▶ Source data:

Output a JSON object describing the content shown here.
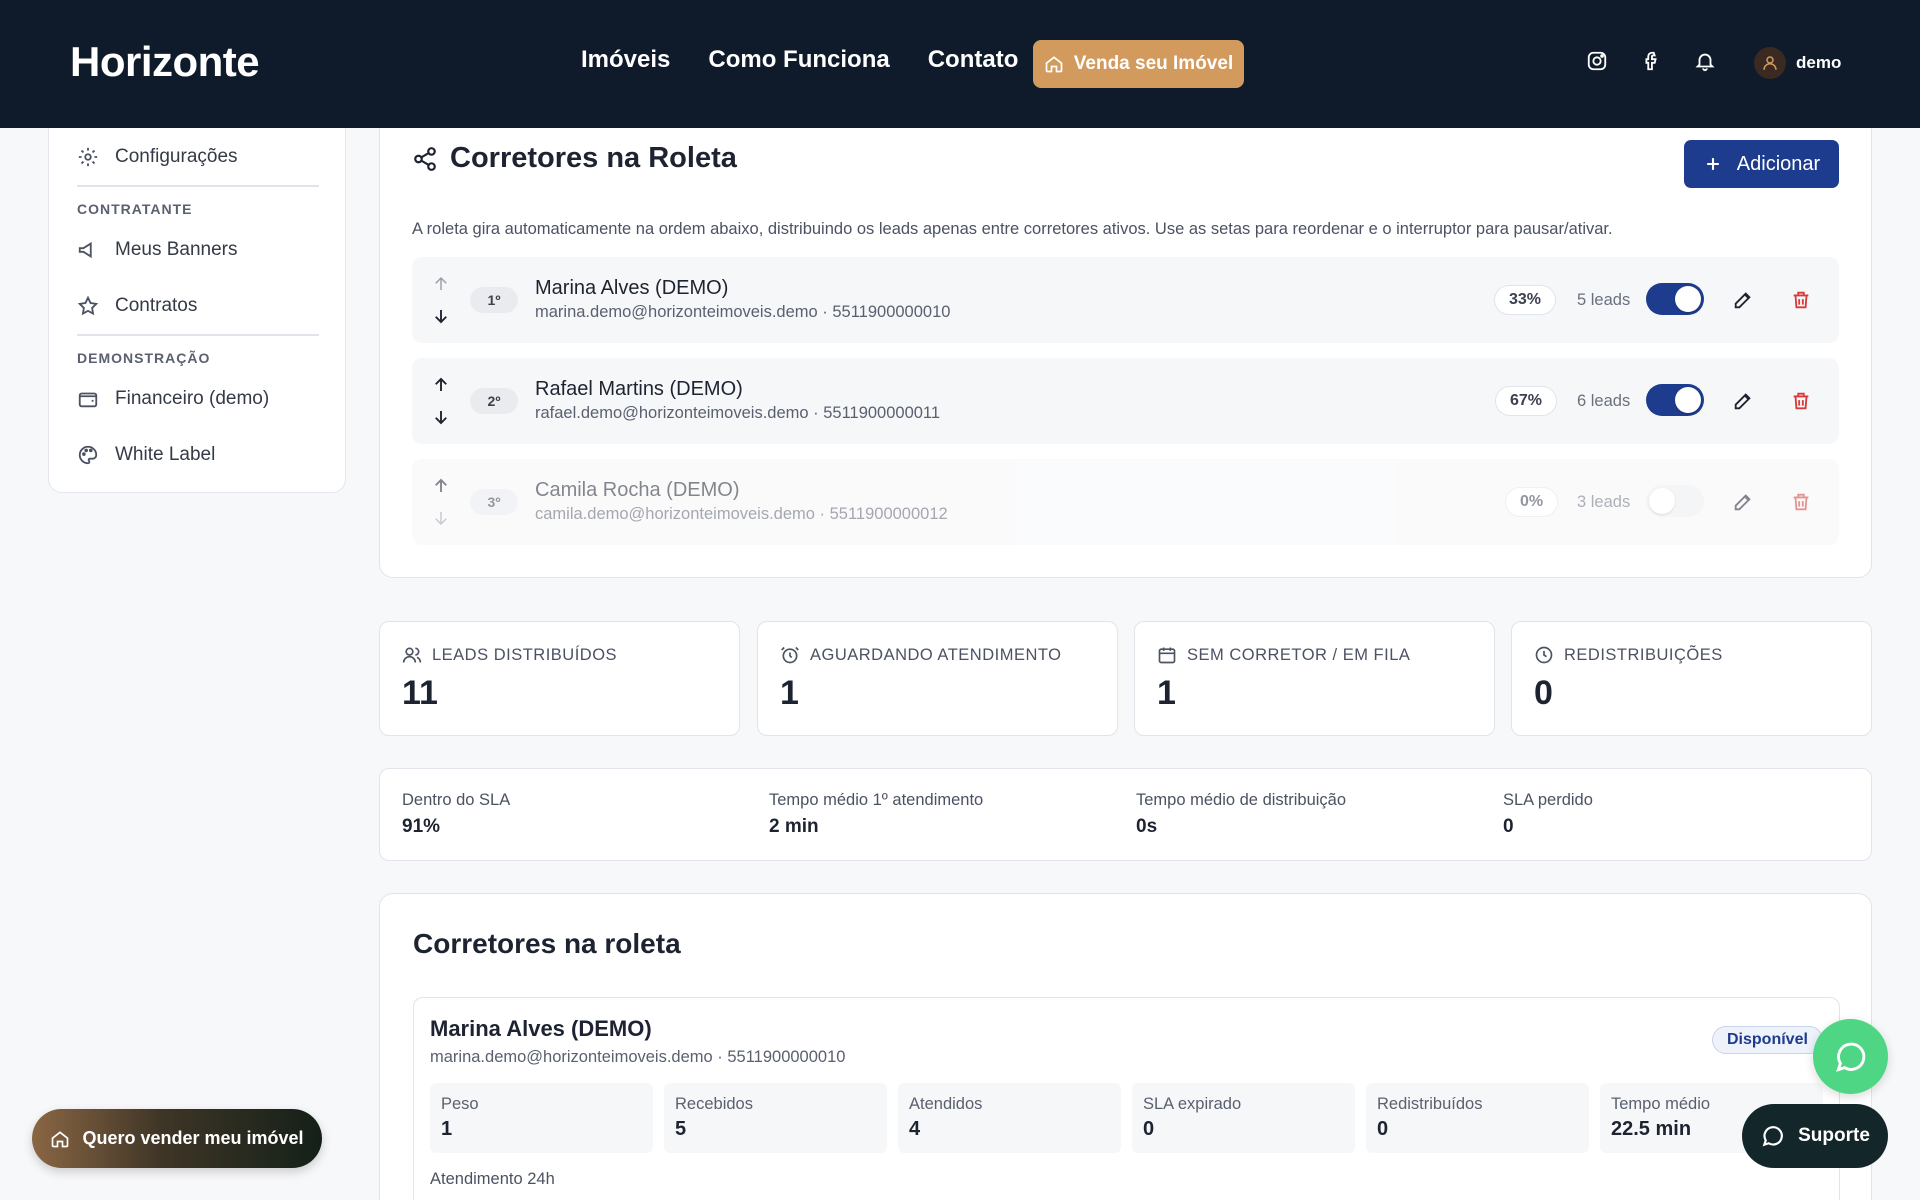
{
  "header": {
    "logo": "Horizonte",
    "nav": [
      "Imóveis",
      "Como Funciona",
      "Contato"
    ],
    "sell_button": "Venda seu Imóvel",
    "user_name": "demo",
    "icons": [
      "instagram-icon",
      "facebook-icon",
      "bell-icon",
      "user-icon"
    ]
  },
  "sidebar": {
    "settings": "Configurações",
    "section_contratante": "CONTRATANTE",
    "banners": "Meus Banners",
    "contratos": "Contratos",
    "section_demo": "DEMONSTRAÇÃO",
    "financeiro": "Financeiro (demo)",
    "white_label": "White Label"
  },
  "roleta": {
    "title": "Corretores na Roleta",
    "add_button": "Adicionar",
    "description": "A roleta gira automaticamente na ordem abaixo, distribuindo os leads apenas entre corretores ativos. Use as setas para reordenar e o interruptor para pausar/ativar.",
    "brokers": [
      {
        "pos": "1º",
        "name": "Marina Alves (DEMO)",
        "contact": "marina.demo@horizonteimoveis.demo · 5511900000010",
        "pct": "33%",
        "leads": "5 leads",
        "active": true
      },
      {
        "pos": "2º",
        "name": "Rafael Martins (DEMO)",
        "contact": "rafael.demo@horizonteimoveis.demo · 5511900000011",
        "pct": "67%",
        "leads": "6 leads",
        "active": true
      },
      {
        "pos": "3º",
        "name": "Camila Rocha (DEMO)",
        "contact": "camila.demo@horizonteimoveis.demo · 5511900000012",
        "pct": "0%",
        "leads": "3 leads",
        "active": false
      }
    ]
  },
  "stats": [
    {
      "label": "LEADS DISTRIBUÍDOS",
      "value": "11",
      "icon": "users-icon"
    },
    {
      "label": "AGUARDANDO ATENDIMENTO",
      "value": "1",
      "icon": "alarm-icon"
    },
    {
      "label": "SEM CORRETOR / EM FILA",
      "value": "1",
      "icon": "calendar-icon"
    },
    {
      "label": "REDISTRIBUIÇÕES",
      "value": "0",
      "icon": "clock-icon"
    }
  ],
  "sla": [
    {
      "label": "Dentro do SLA",
      "value": "91%"
    },
    {
      "label": "Tempo médio 1º atendimento",
      "value": "2 min"
    },
    {
      "label": "Tempo médio de distribuição",
      "value": "0s"
    },
    {
      "label": "SLA perdido",
      "value": "0"
    }
  ],
  "bottom": {
    "title": "Corretores na roleta",
    "broker_name": "Marina Alves (DEMO)",
    "broker_contact": "marina.demo@horizonteimoveis.demo · 5511900000010",
    "badge": "Disponível",
    "metrics": [
      {
        "label": "Peso",
        "value": "1"
      },
      {
        "label": "Recebidos",
        "value": "5"
      },
      {
        "label": "Atendidos",
        "value": "4"
      },
      {
        "label": "SLA expirado",
        "value": "0"
      },
      {
        "label": "Redistribuídos",
        "value": "0"
      },
      {
        "label": "Tempo médio",
        "value": "22.5 min"
      }
    ],
    "footer": "Atendimento 24h"
  },
  "floating": {
    "sell": "Quero vender meu imóvel",
    "support": "Suporte"
  },
  "colors": {
    "navy": "#0f1a2a",
    "accent": "#d39a5e",
    "primary": "#1e3c8e",
    "danger": "#d63a3a",
    "whatsapp": "#4fd685"
  }
}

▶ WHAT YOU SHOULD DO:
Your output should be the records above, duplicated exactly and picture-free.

▶ RESULT BELOW:
Output a JSON object describing the content shown here.
{
  "header": {
    "logo": "Horizonte",
    "nav": [
      "Imóveis",
      "Como Funciona",
      "Contato"
    ],
    "sell_button": "Venda seu Imóvel",
    "user_name": "demo",
    "icons": [
      "instagram-icon",
      "facebook-icon",
      "bell-icon",
      "user-icon"
    ]
  },
  "sidebar": {
    "settings": "Configurações",
    "section_contratante": "CONTRATANTE",
    "banners": "Meus Banners",
    "contratos": "Contratos",
    "section_demo": "DEMONSTRAÇÃO",
    "financeiro": "Financeiro (demo)",
    "white_label": "White Label"
  },
  "roleta": {
    "title": "Corretores na Roleta",
    "add_button": "Adicionar",
    "description": "A roleta gira automaticamente na ordem abaixo, distribuindo os leads apenas entre corretores ativos. Use as setas para reordenar e o interruptor para pausar/ativar.",
    "brokers": [
      {
        "pos": "1º",
        "name": "Marina Alves (DEMO)",
        "contact": "marina.demo@horizonteimoveis.demo · 5511900000010",
        "pct": "33%",
        "leads": "5 leads",
        "active": true
      },
      {
        "pos": "2º",
        "name": "Rafael Martins (DEMO)",
        "contact": "rafael.demo@horizonteimoveis.demo · 5511900000011",
        "pct": "67%",
        "leads": "6 leads",
        "active": true
      },
      {
        "pos": "3º",
        "name": "Camila Rocha (DEMO)",
        "contact": "camila.demo@horizonteimoveis.demo · 5511900000012",
        "pct": "0%",
        "leads": "3 leads",
        "active": false
      }
    ]
  },
  "stats": [
    {
      "label": "LEADS DISTRIBUÍDOS",
      "value": "11",
      "icon": "users-icon"
    },
    {
      "label": "AGUARDANDO ATENDIMENTO",
      "value": "1",
      "icon": "alarm-icon"
    },
    {
      "label": "SEM CORRETOR / EM FILA",
      "value": "1",
      "icon": "calendar-icon"
    },
    {
      "label": "REDISTRIBUIÇÕES",
      "value": "0",
      "icon": "clock-icon"
    }
  ],
  "sla": [
    {
      "label": "Dentro do SLA",
      "value": "91%"
    },
    {
      "label": "Tempo médio 1º atendimento",
      "value": "2 min"
    },
    {
      "label": "Tempo médio de distribuição",
      "value": "0s"
    },
    {
      "label": "SLA perdido",
      "value": "0"
    }
  ],
  "bottom": {
    "title": "Corretores na roleta",
    "broker_name": "Marina Alves (DEMO)",
    "broker_contact": "marina.demo@horizonteimoveis.demo · 5511900000010",
    "badge": "Disponível",
    "metrics": [
      {
        "label": "Peso",
        "value": "1"
      },
      {
        "label": "Recebidos",
        "value": "5"
      },
      {
        "label": "Atendidos",
        "value": "4"
      },
      {
        "label": "SLA expirado",
        "value": "0"
      },
      {
        "label": "Redistribuídos",
        "value": "0"
      },
      {
        "label": "Tempo médio",
        "value": "22.5 min"
      }
    ],
    "footer": "Atendimento 24h"
  },
  "floating": {
    "sell": "Quero vender meu imóvel",
    "support": "Suporte"
  },
  "colors": {
    "navy": "#0f1a2a",
    "accent": "#d39a5e",
    "primary": "#1e3c8e",
    "danger": "#d63a3a",
    "whatsapp": "#4fd685"
  }
}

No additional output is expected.